▶ Problem statement
Restate all the entries exactly as they appear, apart from the pictures.

▶ Page and application data records
┌──

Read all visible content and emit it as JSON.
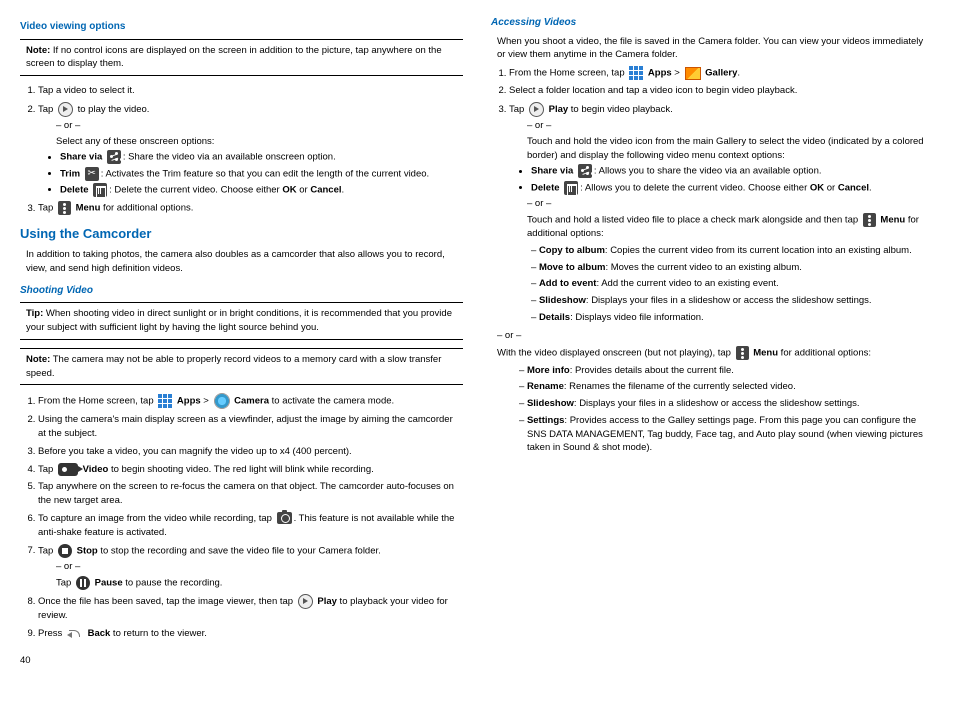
{
  "left": {
    "videoViewingHeading": "Video viewing options",
    "note1_label": "Note:",
    "note1_text": " If no control icons are displayed on the screen in addition to the picture, tap anywhere on the screen to display them.",
    "vv_step1": "Tap a video to select it.",
    "vv_step2_a": "Tap ",
    "vv_step2_b": " to play the video.",
    "or": "– or –",
    "vv_selectOpts": "Select any of these onscreen options:",
    "shareVia": "Share via",
    "shareViaText": ": Share the video via an available onscreen option.",
    "trim": "Trim",
    "trimText": ": Activates the Trim feature so that you can edit the length of the current video.",
    "delete": "Delete",
    "deleteText_a": ": Delete the current video. Choose either ",
    "ok": "OK",
    "or_word": " or ",
    "cancel": "Cancel",
    "vv_step3_a": "Tap ",
    "menu": "Menu",
    "vv_step3_b": " for additional options.",
    "usingCamcorder": "Using the Camcorder",
    "camcorderIntro": "In addition to taking photos, the camera also doubles as a camcorder that also allows you to record, view, and send high definition videos.",
    "shootingVideo": "Shooting Video",
    "tipLabel": "Tip:",
    "tipText": " When shooting video in direct sunlight or in bright conditions, it is recommended that you provide your subject with sufficient light by having the light source behind you.",
    "note2_label": "Note:",
    "note2_text": " The camera may not be able to properly record videos to a memory card with a slow transfer speed.",
    "sv1_a": "From the Home screen, tap ",
    "apps": "Apps",
    "gt": " > ",
    "camera": "Camera",
    "sv1_b": " to activate the camera mode.",
    "sv2": "Using the camera's main display screen as a viewfinder, adjust the image by aiming the camcorder at the subject.",
    "sv3": "Before you take a video, you can magnify the video up to x4 (400 percent).",
    "sv4_a": "Tap ",
    "video": "Video",
    "sv4_b": " to begin shooting video. The red light will blink while recording.",
    "sv5": "Tap anywhere on the screen to re-focus the camera on that object. The camcorder auto-focuses on the new target area.",
    "sv6_a": "To capture an image from the video while recording, tap ",
    "sv6_b": ". This feature is not available while the anti-shake feature is activated.",
    "sv7_a": "Tap ",
    "stop": "Stop",
    "sv7_b": " to stop the recording and save the video file to your Camera folder.",
    "sv7_pause_a": "Tap ",
    "pause": "Pause",
    "sv7_pause_b": " to pause the recording.",
    "sv8_a": "Once the file has been saved, tap the image viewer, then tap ",
    "play": "Play",
    "sv8_b": " to playback your video for review.",
    "sv9_a": "Press ",
    "back": "Back",
    "sv9_b": " to return to the viewer.",
    "pageNum": "40"
  },
  "right": {
    "accessingVideos": "Accessing Videos",
    "intro": "When you shoot a video, the file is saved in the Camera folder. You can view your videos immediately or view them anytime in the Camera folder.",
    "av1_a": "From the Home screen, tap ",
    "apps": "Apps",
    "gt": " > ",
    "gallery": "Gallery",
    "av2": "Select a folder location and tap a video icon to begin video playback.",
    "av3_a": "Tap ",
    "play": "Play",
    "av3_b": " to begin video playback.",
    "or": "– or –",
    "touchHold1": "Touch and hold the video icon from the main Gallery to select the video (indicated by a colored border) and display the following video menu context options:",
    "shareVia": "Share via",
    "shareViaText": ": Allows you to share the video via an available option.",
    "delete": "Delete",
    "deleteText_a": ": Allows you to delete the current video. Choose either ",
    "ok": "OK",
    "or_word": " or ",
    "cancel": "Cancel",
    "touchHold2_a": "Touch and hold a listed video file to place a check mark alongside and then tap ",
    "menu": "Menu",
    "touchHold2_b": " for additional options:",
    "copyAlbum": "Copy to album",
    "copyAlbumText": ": Copies the current video from its current location into an existing album.",
    "moveAlbum": "Move to album",
    "moveAlbumText": ": Moves the current video to an existing album.",
    "addEvent": "Add to event",
    "addEventText": ": Add the current video to an existing event.",
    "slideshow": "Slideshow",
    "slideshowText": ": Displays your files in a slideshow or access the slideshow settings.",
    "details": "Details",
    "detailsText": ": Displays video file information.",
    "withVideo_a": "With the video displayed onscreen (but not playing), tap ",
    "withVideo_b": " for additional options:",
    "moreInfo": "More info",
    "moreInfoText": ": Provides details about the current file.",
    "rename": "Rename",
    "renameText": ": Renames the filename of the currently selected video.",
    "slideshow2Text": ": Displays your files in a slideshow or access the slideshow settings.",
    "settings": "Settings",
    "settingsText": ": Provides access to the Galley settings page. From this page you can configure the SNS DATA MANAGEMENT, Tag buddy, Face tag, and Auto play sound (when viewing pictures taken in Sound & shot mode)."
  }
}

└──

▶ Result below
Read all visible content and emit it as JSON.
{
  "left": {
    "videoViewingHeading": "Video viewing options",
    "note1_label": "Note:",
    "note1_text": " If no control icons are displayed on the screen in addition to the picture, tap anywhere on the screen to display them.",
    "vv_step1": "Tap a video to select it.",
    "vv_step2_a": "Tap ",
    "vv_step2_b": " to play the video.",
    "or": "– or –",
    "vv_selectOpts": "Select any of these onscreen options:",
    "shareVia": "Share via",
    "shareViaText": ": Share the video via an available onscreen option.",
    "trim": "Trim",
    "trimText": ": Activates the Trim feature so that you can edit the length of the current video.",
    "delete": "Delete",
    "deleteText_a": ": Delete the current video. Choose either ",
    "ok": "OK",
    "or_word": " or ",
    "cancel": "Cancel",
    "vv_step3_a": "Tap ",
    "menu": "Menu",
    "vv_step3_b": " for additional options.",
    "usingCamcorder": "Using the Camcorder",
    "camcorderIntro": "In addition to taking photos, the camera also doubles as a camcorder that also allows you to record, view, and send high definition videos.",
    "shootingVideo": "Shooting Video",
    "tipLabel": "Tip:",
    "tipText": " When shooting video in direct sunlight or in bright conditions, it is recommended that you provide your subject with sufficient light by having the light source behind you.",
    "note2_label": "Note:",
    "note2_text": " The camera may not be able to properly record videos to a memory card with a slow transfer speed.",
    "sv1_a": "From the Home screen, tap ",
    "apps": "Apps",
    "gt": " > ",
    "camera": "Camera",
    "sv1_b": " to activate the camera mode.",
    "sv2": "Using the camera's main display screen as a viewfinder, adjust the image by aiming the camcorder at the subject.",
    "sv3": "Before you take a video, you can magnify the video up to x4 (400 percent).",
    "sv4_a": "Tap ",
    "video": "Video",
    "sv4_b": " to begin shooting video. The red light will blink while recording.",
    "sv5": "Tap anywhere on the screen to re-focus the camera on that object. The camcorder auto-focuses on the new target area.",
    "sv6_a": "To capture an image from the video while recording, tap ",
    "sv6_b": ". This feature is not available while the anti-shake feature is activated.",
    "sv7_a": "Tap ",
    "stop": "Stop",
    "sv7_b": " to stop the recording and save the video file to your Camera folder.",
    "sv7_pause_a": "Tap ",
    "pause": "Pause",
    "sv7_pause_b": " to pause the recording.",
    "sv8_a": "Once the file has been saved, tap the image viewer, then tap ",
    "play": "Play",
    "sv8_b": " to playback your video for review.",
    "sv9_a": "Press ",
    "back": "Back",
    "sv9_b": " to return to the viewer.",
    "pageNum": "40"
  },
  "right": {
    "accessingVideos": "Accessing Videos",
    "intro": "When you shoot a video, the file is saved in the Camera folder. You can view your videos immediately or view them anytime in the Camera folder.",
    "av1_a": "From the Home screen, tap ",
    "apps": "Apps",
    "gt": " > ",
    "gallery": "Gallery",
    "av2": "Select a folder location and tap a video icon to begin video playback.",
    "av3_a": "Tap ",
    "play": "Play",
    "av3_b": " to begin video playback.",
    "or": "– or –",
    "touchHold1": "Touch and hold the video icon from the main Gallery to select the video (indicated by a colored border) and display the following video menu context options:",
    "shareVia": "Share via",
    "shareViaText": ": Allows you to share the video via an available option.",
    "delete": "Delete",
    "deleteText_a": ": Allows you to delete the current video. Choose either ",
    "ok": "OK",
    "or_word": " or ",
    "cancel": "Cancel",
    "touchHold2_a": "Touch and hold a listed video file to place a check mark alongside and then tap ",
    "menu": "Menu",
    "touchHold2_b": " for additional options:",
    "copyAlbum": "Copy to album",
    "copyAlbumText": ": Copies the current video from its current location into an existing album.",
    "moveAlbum": "Move to album",
    "moveAlbumText": ": Moves the current video to an existing album.",
    "addEvent": "Add to event",
    "addEventText": ": Add the current video to an existing event.",
    "slideshow": "Slideshow",
    "slideshowText": ": Displays your files in a slideshow or access the slideshow settings.",
    "details": "Details",
    "detailsText": ": Displays video file information.",
    "withVideo_a": "With the video displayed onscreen (but not playing), tap ",
    "withVideo_b": " for additional options:",
    "moreInfo": "More info",
    "moreInfoText": ": Provides details about the current file.",
    "rename": "Rename",
    "renameText": ": Renames the filename of the currently selected video.",
    "slideshow2Text": ": Displays your files in a slideshow or access the slideshow settings.",
    "settings": "Settings",
    "settingsText": ": Provides access to the Galley settings page. From this page you can configure the SNS DATA MANAGEMENT, Tag buddy, Face tag, and Auto play sound (when viewing pictures taken in Sound & shot mode)."
  }
}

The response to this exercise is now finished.